SINGULAR LOSS AND RECOVERY OF £83. – On Wednesday last, when the steamer Lizzie Burroughs was leaving the moorings at Sourin, Rousay, Capt. Reid had occasion to lean over the bulwarks, when an envelope containing £83 and some silver coin dropped out of his pocket into the sea. It is customary for the captain of this and other packets to convey large sums of money to town. In the present case the money had been handed to Capt. Reid by Mr. Thomas B. Reid, Clerk to the Rousay School Board, for the purpose of being lodged in one of the banks in town. On falling into the water the envelope floated for a few moments, but sank just as a boat approached. Capt. Reid sent the steamer to town in charge of the mate, and proceeded himself to the Clerk of the School Board, and informed him of the loss, when it was decided to proceed to Kirkwall by a boat and endeavour to secure the services of a diver. Mr Calder, one of the divers who has been engaged at the pier, at once proceeded to Rousay, and descended at the place where the money was lost, the depth of water being about four fathoms. He had only been down a minute or two when he discovered the envelope lying on the bottom. Short as the time was that the money had been in the water, a large shell-fish known as a “buckie” had taken up its abode on the top of the envelope, thus effectually anchoring it to the spot. It is fortunate that there is not any strength of tide at this place. Had the loss occurred where the current is swift the cash would probably never have been seen again.

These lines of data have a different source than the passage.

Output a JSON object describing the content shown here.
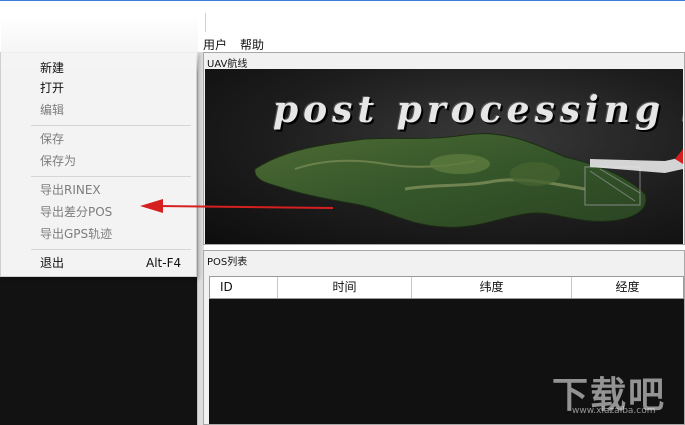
{
  "menubar": {
    "items": [
      "用户",
      "帮助"
    ]
  },
  "uav_panel": {
    "title": "UAV航线",
    "banner": "post processing s"
  },
  "pos_panel": {
    "title": "POS列表",
    "columns": [
      "ID",
      "时间",
      "纬度",
      "经度"
    ]
  },
  "file_menu": {
    "items": [
      {
        "label": "新建",
        "enabled": true
      },
      {
        "label": "打开",
        "enabled": true
      },
      {
        "label": "编辑",
        "enabled": false
      },
      {
        "label": "保存",
        "enabled": false
      },
      {
        "label": "保存为",
        "enabled": false
      },
      {
        "label": "导出RINEX",
        "enabled": false
      },
      {
        "label": "导出差分POS",
        "enabled": false
      },
      {
        "label": "导出GPS轨迹",
        "enabled": false
      },
      {
        "label": "退出",
        "enabled": true,
        "shortcut": "Alt-F4"
      }
    ]
  },
  "annotation": {
    "color": "#d62020"
  },
  "watermark": {
    "text": "下载吧",
    "url": "www.xiazaiba.com"
  }
}
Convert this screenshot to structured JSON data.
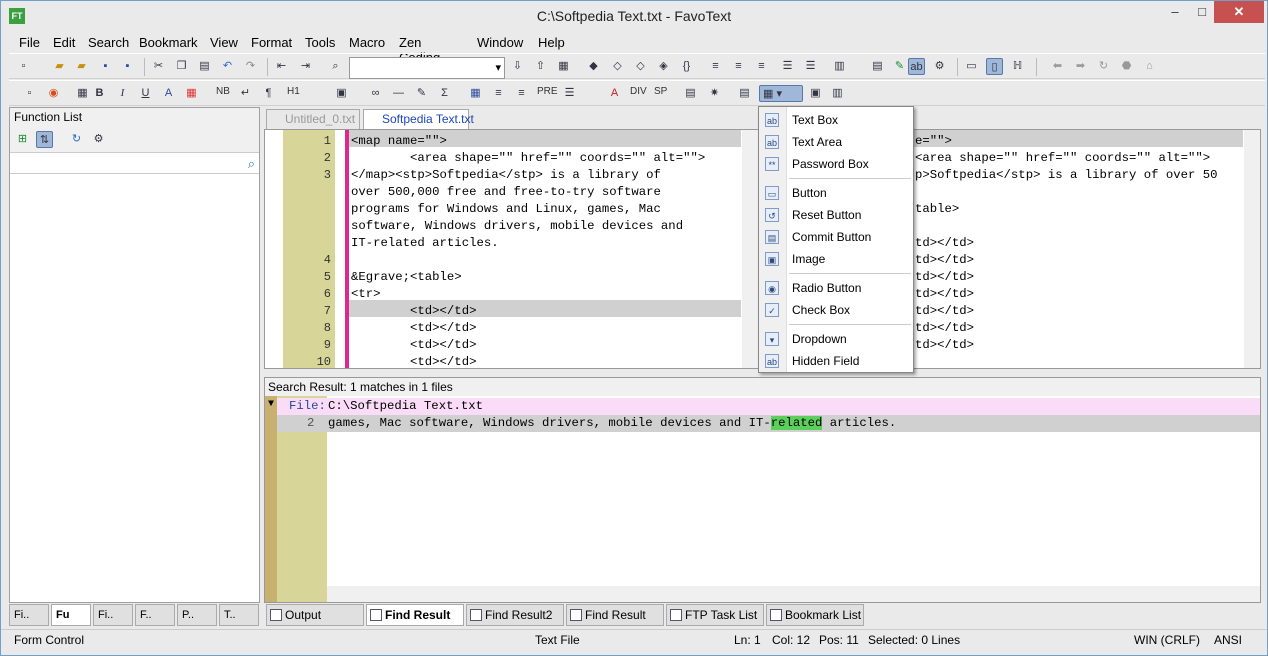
{
  "window": {
    "title": "C:\\Softpedia Text.txt - FavoText",
    "app_icon": "FT",
    "minimize_glyph": "–",
    "maximize_glyph": "□",
    "close_glyph": "✕"
  },
  "menu": [
    "File",
    "Edit",
    "Search",
    "Bookmark",
    "View",
    "Format",
    "Tools",
    "Macro",
    "Zen Coding",
    "Window",
    "Help"
  ],
  "toolbar2_text": {
    "nb": "NB",
    "h1": "H1",
    "pre": "PRE",
    "div": "DIV",
    "sp": "SP"
  },
  "function_list": {
    "title": "Function List",
    "search_value": ""
  },
  "left_tabs": [
    "Fi..",
    "Fu",
    "Fi..",
    "F..",
    "P..",
    "T.."
  ],
  "doc_tabs": {
    "untitled": "Untitled_0.txt",
    "active": "Softpedia Text.txt"
  },
  "editor_lines": [
    {
      "n": "1",
      "text": "<map name=\"\">"
    },
    {
      "n": "2",
      "text": "        <area shape=\"\" href=\"\" coords=\"\" alt=\"\">"
    },
    {
      "n": "3",
      "text": "</map><stp>Softpedia</stp> is a library of"
    },
    {
      "n": "",
      "text": "over 500,000 free and free-to-try software"
    },
    {
      "n": "",
      "text": "programs for Windows and Linux, games, Mac"
    },
    {
      "n": "",
      "text": "software, Windows drivers, mobile devices and"
    },
    {
      "n": "",
      "text": "IT-related articles."
    },
    {
      "n": "4",
      "text": ""
    },
    {
      "n": "5",
      "text": "&Egrave;<table>"
    },
    {
      "n": "6",
      "text": "<tr>"
    },
    {
      "n": "7",
      "text": "        <td></td>"
    },
    {
      "n": "8",
      "text": "        <td></td>"
    },
    {
      "n": "9",
      "text": "        <td></td>"
    },
    {
      "n": "10",
      "text": "        <td></td>"
    }
  ],
  "editor2_lines": [
    "e=\"\">",
    "<area shape=\"\" href=\"\" coords=\"\" alt=\"\">",
    "p>Softpedia</stp> is a library of over 50",
    "",
    "table>",
    "",
    "td></td>",
    "td></td>",
    "td></td>",
    "td></td>",
    "td></td>",
    "td></td>",
    "td></td>"
  ],
  "form_menu": [
    {
      "label": "Text Box",
      "icon": "textbox-icon",
      "glyph": "ab"
    },
    {
      "label": "Text Area",
      "icon": "textarea-icon",
      "glyph": "ab"
    },
    {
      "label": "Password Box",
      "icon": "password-icon",
      "glyph": "**"
    },
    {
      "label": "Button",
      "icon": "button-icon",
      "glyph": "▭"
    },
    {
      "label": "Reset Button",
      "icon": "reset-button-icon",
      "glyph": "↺"
    },
    {
      "label": "Commit Button",
      "icon": "commit-button-icon",
      "glyph": "▤"
    },
    {
      "label": "Image",
      "icon": "image-icon",
      "glyph": "▣"
    },
    {
      "label": "Radio Button",
      "icon": "radio-icon",
      "glyph": "◉"
    },
    {
      "label": "Check Box",
      "icon": "checkbox-icon",
      "glyph": "✓"
    },
    {
      "label": "Dropdown",
      "icon": "dropdown-icon",
      "glyph": "▾"
    },
    {
      "label": "Hidden Field",
      "icon": "hidden-field-icon",
      "glyph": "ab"
    }
  ],
  "search": {
    "title": "Search Result: 1 matches in 1 files",
    "file_label": "File:",
    "file_path": "C:\\Softpedia Text.txt",
    "line_no": "2",
    "line_pre": "games, Mac software, Windows drivers, mobile devices and IT-",
    "line_match": "related",
    "line_post": " articles.",
    "fold_glyph": "▼"
  },
  "bottom_tabs": [
    "Output",
    "Find Result",
    "Find Result2",
    "Find Result",
    "FTP Task List",
    "Bookmark List"
  ],
  "status": {
    "left": "Form Control",
    "type": "Text File",
    "ln": "Ln: 1",
    "col": "Col: 12",
    "pos": "Pos: 11",
    "selected": "Selected: 0 Lines",
    "eol": "WIN (CRLF)",
    "enc": "ANSI"
  },
  "colors": {
    "gutter": "#d8d598",
    "change_bar": "#e0288a",
    "match": "#5acf5a",
    "file_row": "#fadcf8"
  }
}
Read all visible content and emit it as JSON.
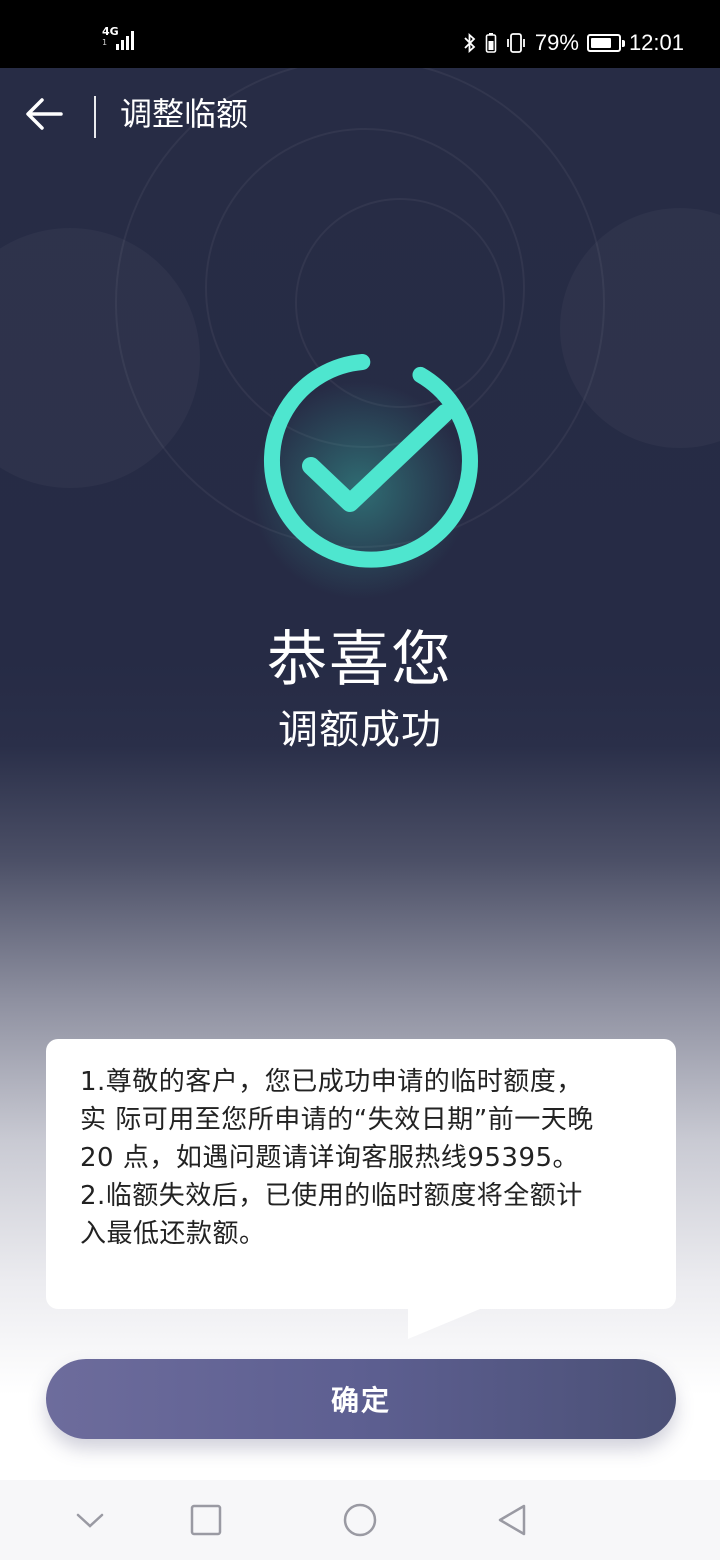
{
  "status_bar": {
    "network": "4G",
    "network_sub": "1",
    "battery_percent": "79%",
    "battery_level": 0.79,
    "time": "12:01",
    "icons": [
      "bluetooth-icon",
      "battery-small-icon",
      "vibrate-icon",
      "battery-icon"
    ]
  },
  "header": {
    "title": "调整临额",
    "back_icon": "back-arrow-icon"
  },
  "result": {
    "icon": "success-check-icon",
    "accent_color": "#4ee6cf",
    "headline": "恭喜您",
    "subtitle": "调额成功"
  },
  "notice": {
    "lines": [
      "1.尊敬的客户，您已成功申请的临时额度，",
      "实 际可用至您所申请的“失效日期”前一天晚",
      "20 点，如遇问题请详询客服热线95395。",
      "2.临额失效后，已使用的临时额度将全额计",
      "入最低还款额。"
    ]
  },
  "actions": {
    "confirm_label": "确定"
  },
  "navigation_bar": {
    "icons": [
      "collapse-chevron-icon",
      "recents-square-icon",
      "home-circle-icon",
      "back-triangle-icon"
    ]
  },
  "colors": {
    "hero_dark": "#262b45",
    "button_start": "#6d6c9c",
    "button_end": "#4b5076"
  }
}
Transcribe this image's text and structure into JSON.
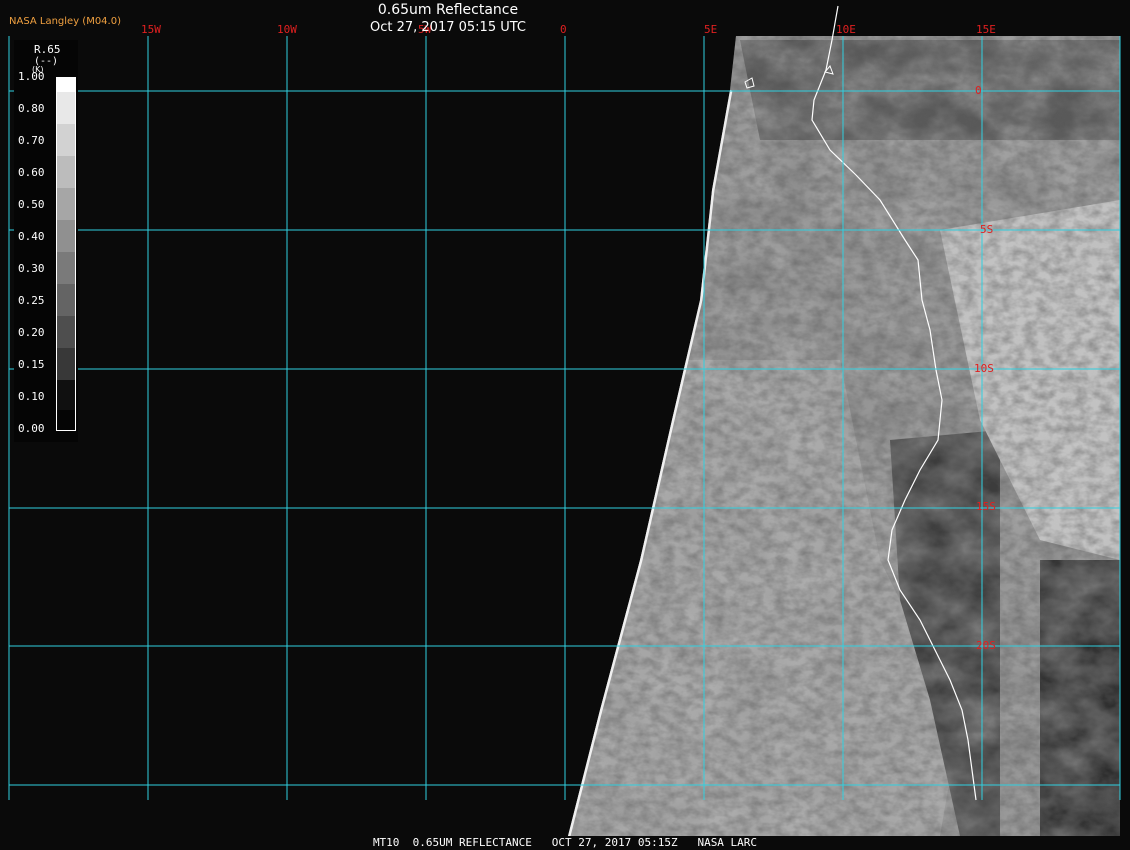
{
  "header": {
    "agency": "NASA Langley (M04.0)",
    "title": "0.65um Reflectance",
    "timestamp": "Oct 27, 2017 05:15 UTC"
  },
  "grid": {
    "longitude_labels": [
      "15W",
      "10W",
      "5W",
      "0",
      "5E",
      "10E",
      "15E"
    ],
    "latitude_labels": [
      "0",
      "5S",
      "10S",
      "15S",
      "20S"
    ],
    "color": "#30d0e0",
    "label_color": "#e02020"
  },
  "legend": {
    "variable": "R.65",
    "unit": "(--)",
    "unit_k": "(K)",
    "labels": [
      "1.00",
      "0.80",
      "0.70",
      "0.60",
      "0.50",
      "0.40",
      "0.30",
      "0.25",
      "0.20",
      "0.15",
      "0.10",
      "0.00"
    ]
  },
  "footer": {
    "caption": "MT10  0.65UM REFLECTANCE   OCT 27, 2017 05:15Z   NASA LARC"
  },
  "colors": {
    "background": "#0a0a0a",
    "coastline": "#ffffff"
  }
}
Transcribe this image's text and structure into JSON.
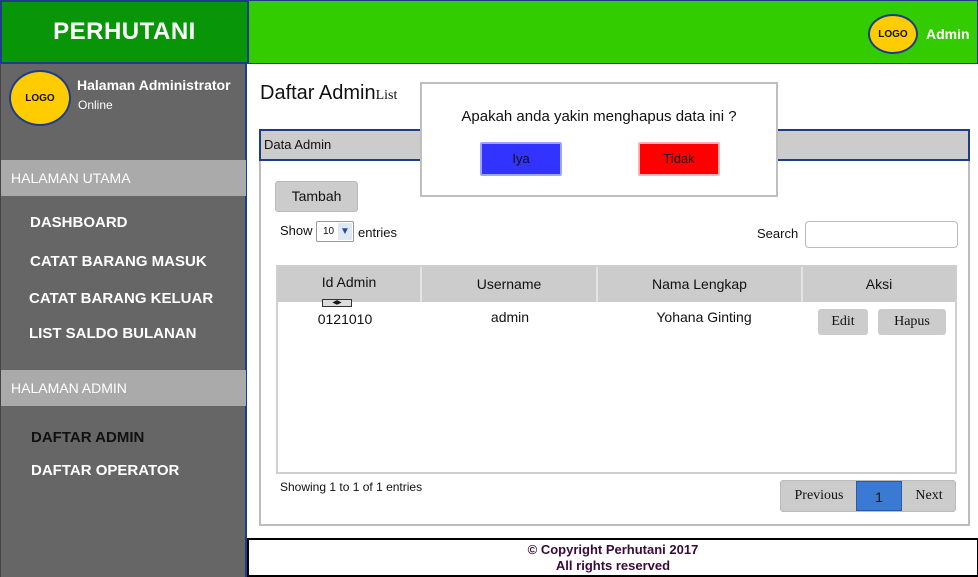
{
  "brand": {
    "title": "PERHUTANI"
  },
  "topbar": {
    "logo_text": "LOGO",
    "user": "Admin"
  },
  "sidebar": {
    "logo_text": "LOGO",
    "profile_name": "Halaman Administrator",
    "profile_status": "Online",
    "sections": [
      {
        "label": "HALAMAN UTAMA",
        "items": [
          "DASHBOARD",
          "CATAT BARANG MASUK",
          "CATAT BARANG KELUAR",
          "LIST SALDO BULANAN"
        ]
      },
      {
        "label": "HALAMAN ADMIN",
        "items": [
          "DAFTAR ADMIN",
          "DAFTAR OPERATOR"
        ]
      }
    ],
    "active_item": "DAFTAR ADMIN"
  },
  "main": {
    "title": "Daftar Admin",
    "subtitle": "List",
    "panel_title": "Data Admin",
    "add_button": "Tambah",
    "show_label": "Show",
    "page_size": "10",
    "entries_label": "entries",
    "search_label": "Search",
    "search_value": "",
    "columns": [
      "Id Admin",
      "Username",
      "Nama Lengkap",
      "Aksi"
    ],
    "rows": [
      {
        "id": "0121010",
        "username": "admin",
        "nama": "Yohana Ginting",
        "edit": "Edit",
        "delete": "Hapus"
      }
    ],
    "showing_text": "Showing 1 to 1 of 1 entries",
    "pagination": {
      "previous": "Previous",
      "current": "1",
      "next": "Next"
    }
  },
  "footer": {
    "line1": "© Copyright Perhutani 2017",
    "line2": "All rights reserved"
  },
  "modal": {
    "message": "Apakah anda yakin menghapus data ini ?",
    "confirm": "Iya",
    "cancel": "Tidak"
  },
  "colors": {
    "brand_green": "#089608",
    "topbar_green": "#33cc00",
    "sidebar_gray": "#666666",
    "section_gray": "#aaaaaa",
    "confirm_blue": "#3333ff",
    "cancel_red": "#ff0000",
    "page_active_blue": "#3b7ad4"
  }
}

Although steam to the North Isles of Orkney started in 1865 with George Robertson’s Orcadia, certain islands were missed off its roster. Rousay, Egilsay and Wyre are islands situated of Orkney mainland’s North West coast. To remedy the situation Colonel Burroughs formed the Rousay, Evie and Rendall Steam Navigation Company in 1879, 14 years after the Orcadia started. Purpose built for the new company was the Lizzie Burroughs, a wooden steamer built in Leith. She was 61ft long by 15.4’ in the beam. She weighed 31 tons and her engines powered her at 15HP. She served the same route for thirteen years.
The route in 1882 was as follows:
Monday: Sourin (Rousay) – Egilsay – Trumland (Rousay) – Veira (Wyre) – Hullion
(Rousay) – Evie (Mainland Orkney) – Tingwall (Mainland Orkney) – Gairsay
– Rendall Point (Mainland Orkney) – Kirkwall.
Tuesday: Monday in Reverse.
Wednesday: Trumland – Hullion – Aikerness (Mainland Orkney) – Tingwall
– Gairsay – Kirkwall – then return in reverse order.
Thursday: Trumland – Egilsay – Veira – Kirkwall – then return in reverse order.
Saturday: Trumland – Hullion – Aikerness (Mainland Orkney) – Tingwall
– Rendall Point – Kirkwall – then return in reverse order.
There was a distinct lack of piers on this route and many of the Lizzie Burroughs calls were made by waiting offshore whilst small rowing boats or sailing boats came out to meet the little steamer. The ship spent six weeks out of service in 1883 for repairs, then shortly after resuming service was washed onto shore from her overnight anchorage in a heavy storm. She remained on Egilsay for a couple of weeks before being towed to, and beached at Trumland pier on Rousay. Money was raised and the Lizzie Burroughs was moved to Stanger’s yard at Stromness for repairs. After four months out of service she re-commenced trading. Her new timetable had been altered so there were only three return sailings to Kirkwall each week. She continued in this way until 1890 when she went to Aberdeen for a thorough overhaul. In 1892 the Rousay, Evie and Rendall Steam Packet Company Ltd was dissolved and the Lizzie Burroughs was transferred to William Cooper of Kirkwall and renamed Aberdeen.